[Dataset content — start]

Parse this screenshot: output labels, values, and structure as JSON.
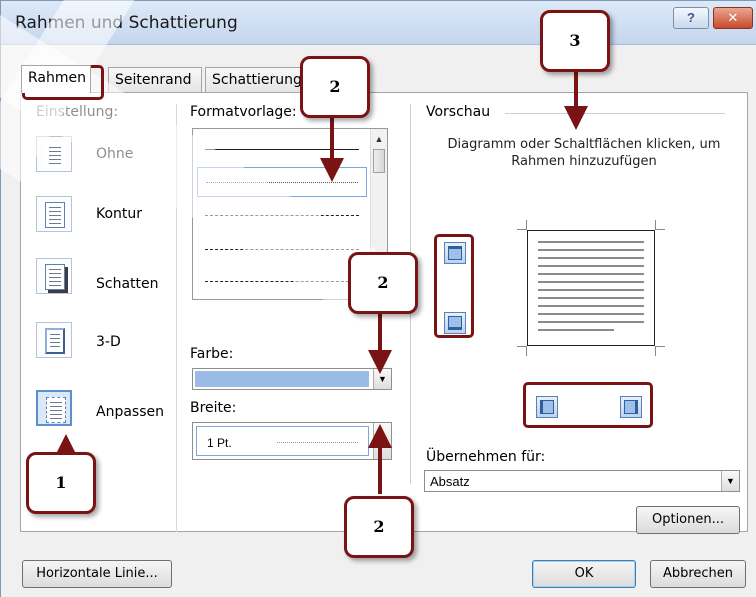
{
  "window": {
    "title": "Rahmen und Schattierung",
    "help": "?",
    "close": "✕"
  },
  "tabs": [
    {
      "label": "Rahmen"
    },
    {
      "label": "Seitenrand"
    },
    {
      "label": "Schattierung"
    }
  ],
  "einstellung": {
    "header": "Einstellung:",
    "items": [
      {
        "label": "Ohne"
      },
      {
        "label": "Kontur"
      },
      {
        "label": "Schatten"
      },
      {
        "label": "3-D"
      },
      {
        "label": "Anpassen"
      }
    ]
  },
  "formatvorlage": {
    "header": "Formatvorlage:"
  },
  "farbe": {
    "label": "Farbe:",
    "value_color": "#9bbbe4"
  },
  "breite": {
    "label": "Breite:",
    "value": "1 Pt."
  },
  "preview": {
    "header": "Vorschau",
    "hint": "Diagramm oder Schaltflächen klicken, um Rahmen hinzuzufügen"
  },
  "apply": {
    "label": "Übernehmen für:",
    "value": "Absatz"
  },
  "buttons": {
    "options": "Optionen...",
    "horizontal": "Horizontale Linie...",
    "ok": "OK",
    "cancel": "Abbrechen"
  },
  "annotations": {
    "c1": "1",
    "c2a": "2",
    "c2b": "2",
    "c2c": "2",
    "c3": "3",
    "color": "#7a1414"
  }
}
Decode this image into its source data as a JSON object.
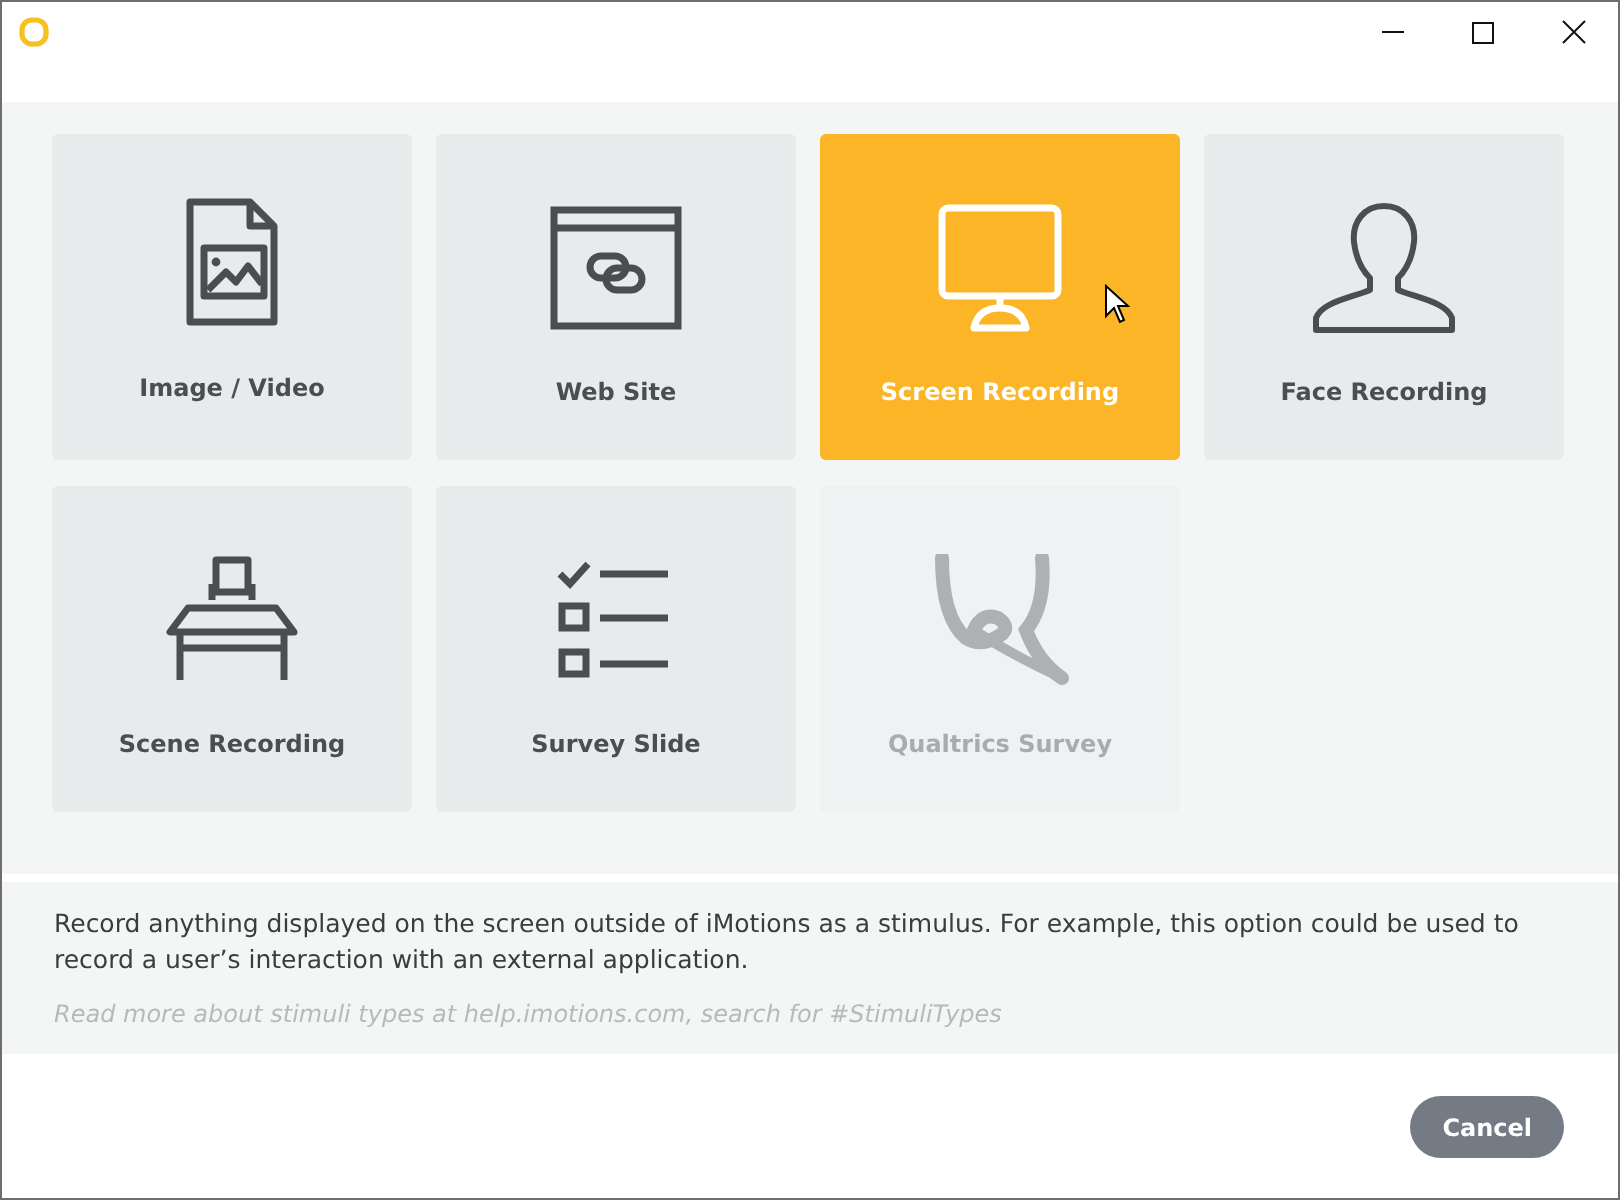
{
  "tiles": [
    {
      "kind": "image",
      "label": "Image / Video",
      "selected": false,
      "disabled": false
    },
    {
      "kind": "web",
      "label": "Web Site",
      "selected": false,
      "disabled": false
    },
    {
      "kind": "screen",
      "label": "Screen Recording",
      "selected": true,
      "disabled": false
    },
    {
      "kind": "face",
      "label": "Face Recording",
      "selected": false,
      "disabled": false
    },
    {
      "kind": "scene",
      "label": "Scene Recording",
      "selected": false,
      "disabled": false
    },
    {
      "kind": "survey",
      "label": "Survey Slide",
      "selected": false,
      "disabled": false
    },
    {
      "kind": "qualtrics",
      "label": "Qualtrics Survey",
      "selected": false,
      "disabled": true
    }
  ],
  "description": "Record anything displayed on the screen outside of iMotions as a stimulus. For example, this option could be used to record a user’s interaction with an external application.",
  "help_text": "Read more about stimuli types at help.imotions.com, search for #StimuliTypes",
  "buttons": [
    "Cancel"
  ]
}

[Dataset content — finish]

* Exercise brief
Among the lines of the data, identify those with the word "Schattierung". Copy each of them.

* Response area
    "title": "Rahmen und Schattierung",
      "label": "Schattierung"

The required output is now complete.